**WHAT NEEDS TO BE DONE**.
Reproduce the following data exactly, minus any images.

**PROVIDED RECORDS**.
◆ ◆ ◆ ◆ ◆

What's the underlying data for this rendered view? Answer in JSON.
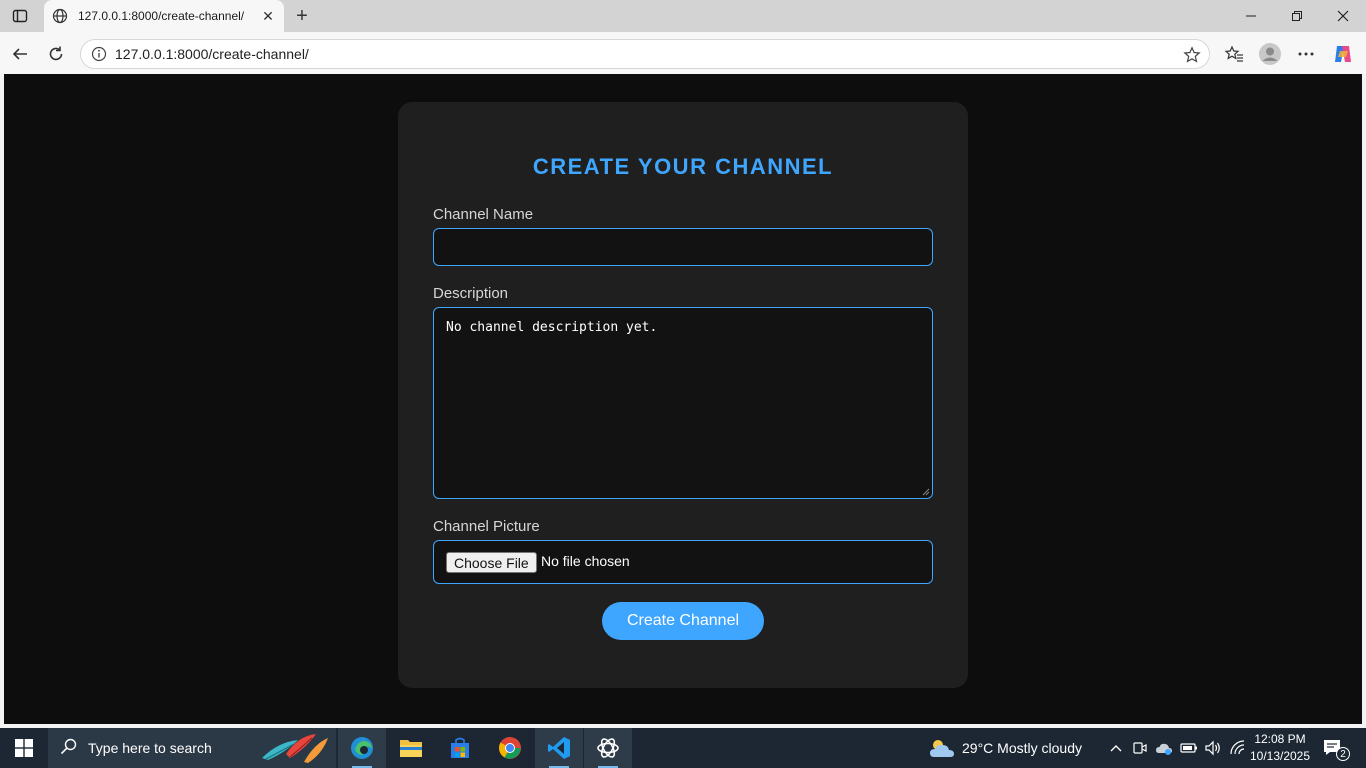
{
  "browser": {
    "tab_title": "127.0.0.1:8000/create-channel/",
    "url": "127.0.0.1:8000/create-channel/"
  },
  "form": {
    "heading": "CREATE YOUR CHANNEL",
    "channel_name_label": "Channel Name",
    "channel_name_value": "",
    "description_label": "Description",
    "description_value": "No channel description yet.",
    "picture_label": "Channel Picture",
    "choose_file_label": "Choose File",
    "no_file_text": "No file chosen",
    "submit_label": "Create Channel"
  },
  "taskbar": {
    "search_placeholder": "Type here to search",
    "weather": "29°C  Mostly cloudy",
    "time": "12:08 PM",
    "date": "10/13/2025",
    "notification_count": "2"
  },
  "colors": {
    "accent": "#3ea6ff",
    "page_bg": "#0d0d0d",
    "card_bg": "#1f1f1f"
  }
}
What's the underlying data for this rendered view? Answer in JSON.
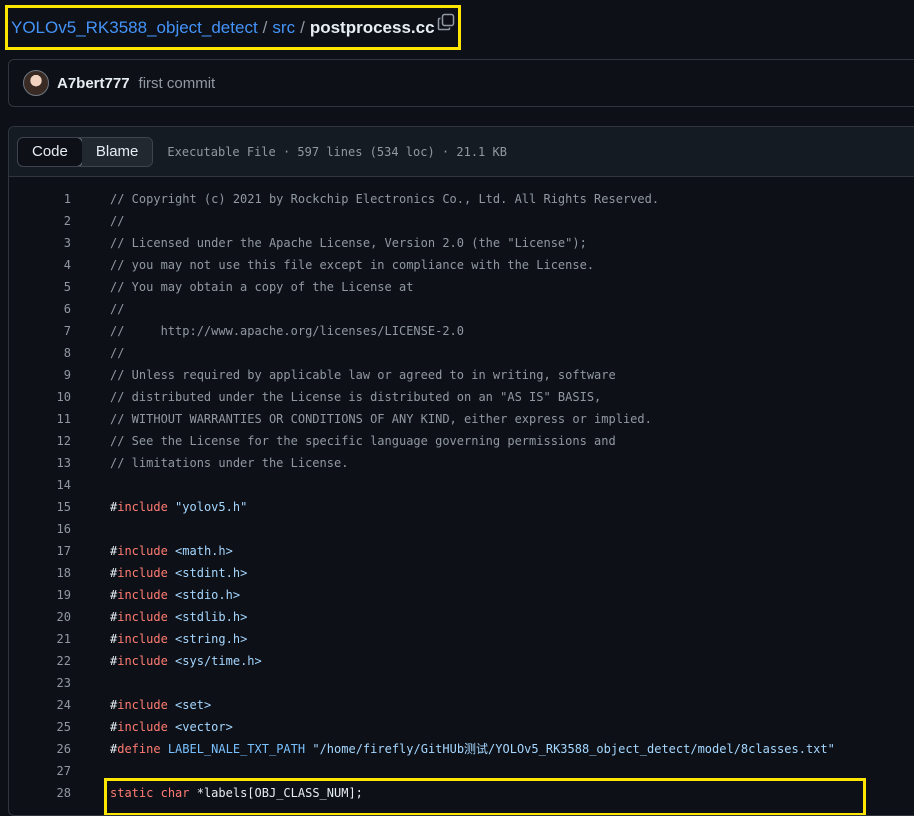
{
  "breadcrumb": {
    "repo": "YOLOv5_RK3588_object_detect",
    "sep1": "/",
    "folder": "src",
    "sep2": "/",
    "file": "postprocess.cc"
  },
  "commit": {
    "author": "A7bert777",
    "message": "first commit"
  },
  "file_header": {
    "tabs": [
      "Code",
      "Blame"
    ],
    "active_tab": "Code",
    "meta": "Executable File · 597 lines (534 loc) · 21.1 KB"
  },
  "code_lines": [
    {
      "n": "1",
      "parts": [
        {
          "t": "// Copyright (c) 2021 by Rockchip Electronics Co., Ltd. All Rights Reserved.",
          "c": "comment"
        }
      ]
    },
    {
      "n": "2",
      "parts": [
        {
          "t": "//",
          "c": "comment"
        }
      ]
    },
    {
      "n": "3",
      "parts": [
        {
          "t": "// Licensed under the Apache License, Version 2.0 (the \"License\");",
          "c": "comment"
        }
      ]
    },
    {
      "n": "4",
      "parts": [
        {
          "t": "// you may not use this file except in compliance with the License.",
          "c": "comment"
        }
      ]
    },
    {
      "n": "5",
      "parts": [
        {
          "t": "// You may obtain a copy of the License at",
          "c": "comment"
        }
      ]
    },
    {
      "n": "6",
      "parts": [
        {
          "t": "//",
          "c": "comment"
        }
      ]
    },
    {
      "n": "7",
      "parts": [
        {
          "t": "//     http://www.apache.org/licenses/LICENSE-2.0",
          "c": "comment"
        }
      ]
    },
    {
      "n": "8",
      "parts": [
        {
          "t": "//",
          "c": "comment"
        }
      ]
    },
    {
      "n": "9",
      "parts": [
        {
          "t": "// Unless required by applicable law or agreed to in writing, software",
          "c": "comment"
        }
      ]
    },
    {
      "n": "10",
      "parts": [
        {
          "t": "// distributed under the License is distributed on an \"AS IS\" BASIS,",
          "c": "comment"
        }
      ]
    },
    {
      "n": "11",
      "parts": [
        {
          "t": "// WITHOUT WARRANTIES OR CONDITIONS OF ANY KIND, either express or implied.",
          "c": "comment"
        }
      ]
    },
    {
      "n": "12",
      "parts": [
        {
          "t": "// See the License for the specific language governing permissions and",
          "c": "comment"
        }
      ]
    },
    {
      "n": "13",
      "parts": [
        {
          "t": "// limitations under the License.",
          "c": "comment"
        }
      ]
    },
    {
      "n": "14",
      "parts": []
    },
    {
      "n": "15",
      "parts": [
        {
          "t": "#",
          "c": "plain"
        },
        {
          "t": "include",
          "c": "kw"
        },
        {
          "t": " ",
          "c": "plain"
        },
        {
          "t": "\"yolov5.h\"",
          "c": "str"
        }
      ]
    },
    {
      "n": "16",
      "parts": []
    },
    {
      "n": "17",
      "parts": [
        {
          "t": "#",
          "c": "plain"
        },
        {
          "t": "include",
          "c": "kw"
        },
        {
          "t": " ",
          "c": "plain"
        },
        {
          "t": "<math.h>",
          "c": "str"
        }
      ]
    },
    {
      "n": "18",
      "parts": [
        {
          "t": "#",
          "c": "plain"
        },
        {
          "t": "include",
          "c": "kw"
        },
        {
          "t": " ",
          "c": "plain"
        },
        {
          "t": "<stdint.h>",
          "c": "str"
        }
      ]
    },
    {
      "n": "19",
      "parts": [
        {
          "t": "#",
          "c": "plain"
        },
        {
          "t": "include",
          "c": "kw"
        },
        {
          "t": " ",
          "c": "plain"
        },
        {
          "t": "<stdio.h>",
          "c": "str"
        }
      ]
    },
    {
      "n": "20",
      "parts": [
        {
          "t": "#",
          "c": "plain"
        },
        {
          "t": "include",
          "c": "kw"
        },
        {
          "t": " ",
          "c": "plain"
        },
        {
          "t": "<stdlib.h>",
          "c": "str"
        }
      ]
    },
    {
      "n": "21",
      "parts": [
        {
          "t": "#",
          "c": "plain"
        },
        {
          "t": "include",
          "c": "kw"
        },
        {
          "t": " ",
          "c": "plain"
        },
        {
          "t": "<string.h>",
          "c": "str"
        }
      ]
    },
    {
      "n": "22",
      "parts": [
        {
          "t": "#",
          "c": "plain"
        },
        {
          "t": "include",
          "c": "kw"
        },
        {
          "t": " ",
          "c": "plain"
        },
        {
          "t": "<sys/time.h>",
          "c": "str"
        }
      ]
    },
    {
      "n": "23",
      "parts": []
    },
    {
      "n": "24",
      "parts": [
        {
          "t": "#",
          "c": "plain"
        },
        {
          "t": "include",
          "c": "kw"
        },
        {
          "t": " ",
          "c": "plain"
        },
        {
          "t": "<set>",
          "c": "str"
        }
      ]
    },
    {
      "n": "25",
      "parts": [
        {
          "t": "#",
          "c": "plain"
        },
        {
          "t": "include",
          "c": "kw"
        },
        {
          "t": " ",
          "c": "plain"
        },
        {
          "t": "<vector>",
          "c": "str"
        }
      ]
    },
    {
      "n": "26",
      "parts": [
        {
          "t": "#",
          "c": "plain"
        },
        {
          "t": "define",
          "c": "kw"
        },
        {
          "t": " ",
          "c": "plain"
        },
        {
          "t": "LABEL_NALE_TXT_PATH",
          "c": "const"
        },
        {
          "t": " ",
          "c": "plain"
        },
        {
          "t": "\"/home/firefly/GitHUb测试/YOLOv5_RK3588_object_detect/model/8classes.txt\"",
          "c": "str"
        }
      ]
    },
    {
      "n": "27",
      "parts": []
    },
    {
      "n": "28",
      "parts": [
        {
          "t": "static",
          "c": "kw"
        },
        {
          "t": " ",
          "c": "plain"
        },
        {
          "t": "char",
          "c": "kw"
        },
        {
          "t": " *labels[OBJ_CLASS_NUM];",
          "c": "plain"
        }
      ]
    }
  ]
}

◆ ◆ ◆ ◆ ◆

**EXERCISE OUTPUT**.
What's the underlying data for this rendered view? Answer in JSON.
{
  "browser": {
    "tab_title": "127.0.0.1:8000/create-channel/",
    "url": "127.0.0.1:8000/create-channel/"
  },
  "form": {
    "heading": "CREATE YOUR CHANNEL",
    "channel_name_label": "Channel Name",
    "channel_name_value": "",
    "description_label": "Description",
    "description_value": "No channel description yet.",
    "picture_label": "Channel Picture",
    "choose_file_label": "Choose File",
    "no_file_text": "No file chosen",
    "submit_label": "Create Channel"
  },
  "taskbar": {
    "search_placeholder": "Type here to search",
    "weather": "29°C  Mostly cloudy",
    "time": "12:08 PM",
    "date": "10/13/2025",
    "notification_count": "2"
  },
  "colors": {
    "accent": "#3ea6ff",
    "page_bg": "#0d0d0d",
    "card_bg": "#1f1f1f"
  }
}
What's the underlying data for this rendered view? Answer in JSON.
{
  "breadcrumb": {
    "repo": "YOLOv5_RK3588_object_detect",
    "sep1": "/",
    "folder": "src",
    "sep2": "/",
    "file": "postprocess.cc"
  },
  "commit": {
    "author": "A7bert777",
    "message": "first commit"
  },
  "file_header": {
    "tabs": [
      "Code",
      "Blame"
    ],
    "active_tab": "Code",
    "meta": "Executable File · 597 lines (534 loc) · 21.1 KB"
  },
  "code_lines": [
    {
      "n": "1",
      "parts": [
        {
          "t": "// Copyright (c) 2021 by Rockchip Electronics Co., Ltd. All Rights Reserved.",
          "c": "comment"
        }
      ]
    },
    {
      "n": "2",
      "parts": [
        {
          "t": "//",
          "c": "comment"
        }
      ]
    },
    {
      "n": "3",
      "parts": [
        {
          "t": "// Licensed under the Apache License, Version 2.0 (the \"License\");",
          "c": "comment"
        }
      ]
    },
    {
      "n": "4",
      "parts": [
        {
          "t": "// you may not use this file except in compliance with the License.",
          "c": "comment"
        }
      ]
    },
    {
      "n": "5",
      "parts": [
        {
          "t": "// You may obtain a copy of the License at",
          "c": "comment"
        }
      ]
    },
    {
      "n": "6",
      "parts": [
        {
          "t": "//",
          "c": "comment"
        }
      ]
    },
    {
      "n": "7",
      "parts": [
        {
          "t": "//     http://www.apache.org/licenses/LICENSE-2.0",
          "c": "comment"
        }
      ]
    },
    {
      "n": "8",
      "parts": [
        {
          "t": "//",
          "c": "comment"
        }
      ]
    },
    {
      "n": "9",
      "parts": [
        {
          "t": "// Unless required by applicable law or agreed to in writing, software",
          "c": "comment"
        }
      ]
    },
    {
      "n": "10",
      "parts": [
        {
          "t": "// distributed under the License is distributed on an \"AS IS\" BASIS,",
          "c": "comment"
        }
      ]
    },
    {
      "n": "11",
      "parts": [
        {
          "t": "// WITHOUT WARRANTIES OR CONDITIONS OF ANY KIND, either express or implied.",
          "c": "comment"
        }
      ]
    },
    {
      "n": "12",
      "parts": [
        {
          "t": "// See the License for the specific language governing permissions and",
          "c": "comment"
        }
      ]
    },
    {
      "n": "13",
      "parts": [
        {
          "t": "// limitations under the License.",
          "c": "comment"
        }
      ]
    },
    {
      "n": "14",
      "parts": []
    },
    {
      "n": "15",
      "parts": [
        {
          "t": "#",
          "c": "plain"
        },
        {
          "t": "include",
          "c": "kw"
        },
        {
          "t": " ",
          "c": "plain"
        },
        {
          "t": "\"yolov5.h\"",
          "c": "str"
        }
      ]
    },
    {
      "n": "16",
      "parts": []
    },
    {
      "n": "17",
      "parts": [
        {
          "t": "#",
          "c": "plain"
        },
        {
          "t": "include",
          "c": "kw"
        },
        {
          "t": " ",
          "c": "plain"
        },
        {
          "t": "<math.h>",
          "c": "str"
        }
      ]
    },
    {
      "n": "18",
      "parts": [
        {
          "t": "#",
          "c": "plain"
        },
        {
          "t": "include",
          "c": "kw"
        },
        {
          "t": " ",
          "c": "plain"
        },
        {
          "t": "<stdint.h>",
          "c": "str"
        }
      ]
    },
    {
      "n": "19",
      "parts": [
        {
          "t": "#",
          "c": "plain"
        },
        {
          "t": "include",
          "c": "kw"
        },
        {
          "t": " ",
          "c": "plain"
        },
        {
          "t": "<stdio.h>",
          "c": "str"
        }
      ]
    },
    {
      "n": "20",
      "parts": [
        {
          "t": "#",
          "c": "plain"
        },
        {
          "t": "include",
          "c": "kw"
        },
        {
          "t": " ",
          "c": "plain"
        },
        {
          "t": "<stdlib.h>",
          "c": "str"
        }
      ]
    },
    {
      "n": "21",
      "parts": [
        {
          "t": "#",
          "c": "plain"
        },
        {
          "t": "include",
          "c": "kw"
        },
        {
          "t": " ",
          "c": "plain"
        },
        {
          "t": "<string.h>",
          "c": "str"
        }
      ]
    },
    {
      "n": "22",
      "parts": [
        {
          "t": "#",
          "c": "plain"
        },
        {
          "t": "include",
          "c": "kw"
        },
        {
          "t": " ",
          "c": "plain"
        },
        {
          "t": "<sys/time.h>",
          "c": "str"
        }
      ]
    },
    {
      "n": "23",
      "parts": []
    },
    {
      "n": "24",
      "parts": [
        {
          "t": "#",
          "c": "plain"
        },
        {
          "t": "include",
          "c": "kw"
        },
        {
          "t": " ",
          "c": "plain"
        },
        {
          "t": "<set>",
          "c": "str"
        }
      ]
    },
    {
      "n": "25",
      "parts": [
        {
          "t": "#",
          "c": "plain"
        },
        {
          "t": "include",
          "c": "kw"
        },
        {
          "t": " ",
          "c": "plain"
        },
        {
          "t": "<vector>",
          "c": "str"
        }
      ]
    },
    {
      "n": "26",
      "parts": [
        {
          "t": "#",
          "c": "plain"
        },
        {
          "t": "define",
          "c": "kw"
        },
        {
          "t": " ",
          "c": "plain"
        },
        {
          "t": "LABEL_NALE_TXT_PATH",
          "c": "const"
        },
        {
          "t": " ",
          "c": "plain"
        },
        {
          "t": "\"/home/firefly/GitHUb测试/YOLOv5_RK3588_object_detect/model/8classes.txt\"",
          "c": "str"
        }
      ]
    },
    {
      "n": "27",
      "parts": []
    },
    {
      "n": "28",
      "parts": [
        {
          "t": "static",
          "c": "kw"
        },
        {
          "t": " ",
          "c": "plain"
        },
        {
          "t": "char",
          "c": "kw"
        },
        {
          "t": " *labels[OBJ_CLASS_NUM];",
          "c": "plain"
        }
      ]
    }
  ]
}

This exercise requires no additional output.